PepsiCo to Support Dentist in Appalachia

CEO tells Diane Sawyer Pepsi will work to recruit more dentists in the region.

ByABC News
February 17, 2009, 5:45 PM

Feb. 17, 2009— -- PepsiCo, the makers of Mountain Dew soda, told ABC News' Diane Sawyer that the company wants to work with a dentist in eastern Kentucky to help save children's teeth, after an ABC News report on the problem of tooth decay, or "Mountain Dew mouth," in the region.

PepsiCo CEO Indra Nooyi spoke to Sawyer Tuesday and expressed concern "about any overuse or misuse of the soda among small children."

Nooyi said that PepsiCo will work to recruit more dentists in the region and will give Dr. Edwin Smith, a dentist in Barbourville, Ky., another van for his work.

Smith invested $150,000 of his own money to build a mobile dental clinic, Kids First Dental Care, inside an 18-wheel truck.


In an earlier statement, PepsiCo said that its vice president of global health policy had reached out to Smith to learn more about his clinic after Smith's appearance on "Good Morning America" Friday.

"They also discussed how we might support his efforts to educate people in Appalachia about proper dental care and help them lead healthier lifestyles," the statement said. CLICK HERE to read the full statement.

"We would welcome any support we can get from Pepsi," Smith said. "Our concern is bettering the dental health of these kids. Kids who need help right now -- not just with education, but with the practicalities of getting their teeth fixed."

Several days a week, Smith criss-crosses the curvy roads of 16 eastern Kentucky counties to offer free dental screenings and services to hundreds of students. Most children dread the dentist, but those who line up outside Smith's van are often giddy with anticipation. For many, it's the first and only dental check-up they'll have for years.

"It's a generational thing, I think," said Smith. "Grandma had dentures, mom had dentures, it's just inevitable that I'm going to end up with dentures, is the way some of these kids feel. I really believe we have to do a better job educating."

Smith says he's seen firsthand the results of neglect among these children.
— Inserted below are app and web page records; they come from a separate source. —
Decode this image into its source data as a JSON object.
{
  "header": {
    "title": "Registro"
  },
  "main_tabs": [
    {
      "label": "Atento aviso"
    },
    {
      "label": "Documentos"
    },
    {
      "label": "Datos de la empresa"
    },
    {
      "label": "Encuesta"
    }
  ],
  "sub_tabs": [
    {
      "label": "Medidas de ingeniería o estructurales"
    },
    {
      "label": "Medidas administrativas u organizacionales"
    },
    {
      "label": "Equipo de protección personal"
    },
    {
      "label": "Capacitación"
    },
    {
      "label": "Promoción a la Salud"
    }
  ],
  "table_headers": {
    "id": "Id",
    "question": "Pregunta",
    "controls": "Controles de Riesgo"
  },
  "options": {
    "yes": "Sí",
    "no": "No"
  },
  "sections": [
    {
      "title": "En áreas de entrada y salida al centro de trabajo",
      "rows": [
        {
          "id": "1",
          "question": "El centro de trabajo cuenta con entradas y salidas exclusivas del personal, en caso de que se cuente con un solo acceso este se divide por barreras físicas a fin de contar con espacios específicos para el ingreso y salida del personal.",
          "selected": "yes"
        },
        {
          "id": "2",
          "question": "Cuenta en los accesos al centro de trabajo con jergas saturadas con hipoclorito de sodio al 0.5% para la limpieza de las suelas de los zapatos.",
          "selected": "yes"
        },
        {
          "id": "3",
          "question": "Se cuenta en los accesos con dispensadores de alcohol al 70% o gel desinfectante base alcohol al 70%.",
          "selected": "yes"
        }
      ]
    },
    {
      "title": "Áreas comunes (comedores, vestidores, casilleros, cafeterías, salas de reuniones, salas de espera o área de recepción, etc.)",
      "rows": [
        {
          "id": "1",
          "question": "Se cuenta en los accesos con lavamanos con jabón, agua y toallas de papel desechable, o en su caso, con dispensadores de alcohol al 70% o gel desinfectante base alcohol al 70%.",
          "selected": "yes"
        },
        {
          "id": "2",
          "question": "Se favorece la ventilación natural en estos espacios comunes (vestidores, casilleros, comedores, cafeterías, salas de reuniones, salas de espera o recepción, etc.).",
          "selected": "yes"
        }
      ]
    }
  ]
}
Teenagers have pulled their own teeth with pliers because of tooth pain, and he's treated 2-year-olds with up to 12 cavities in their baby teeth.

It's a stereotype rooted in a terrible fact. Central Appalachia is No. 1 in the nation in toothlessness. According to dentists, one of the main culprits is Mountain Dew soda. With 50 percent more caffeine than Coke or Pepsi, Mountain Dew seems to be used as a kind of anti-depressant for children in the hills.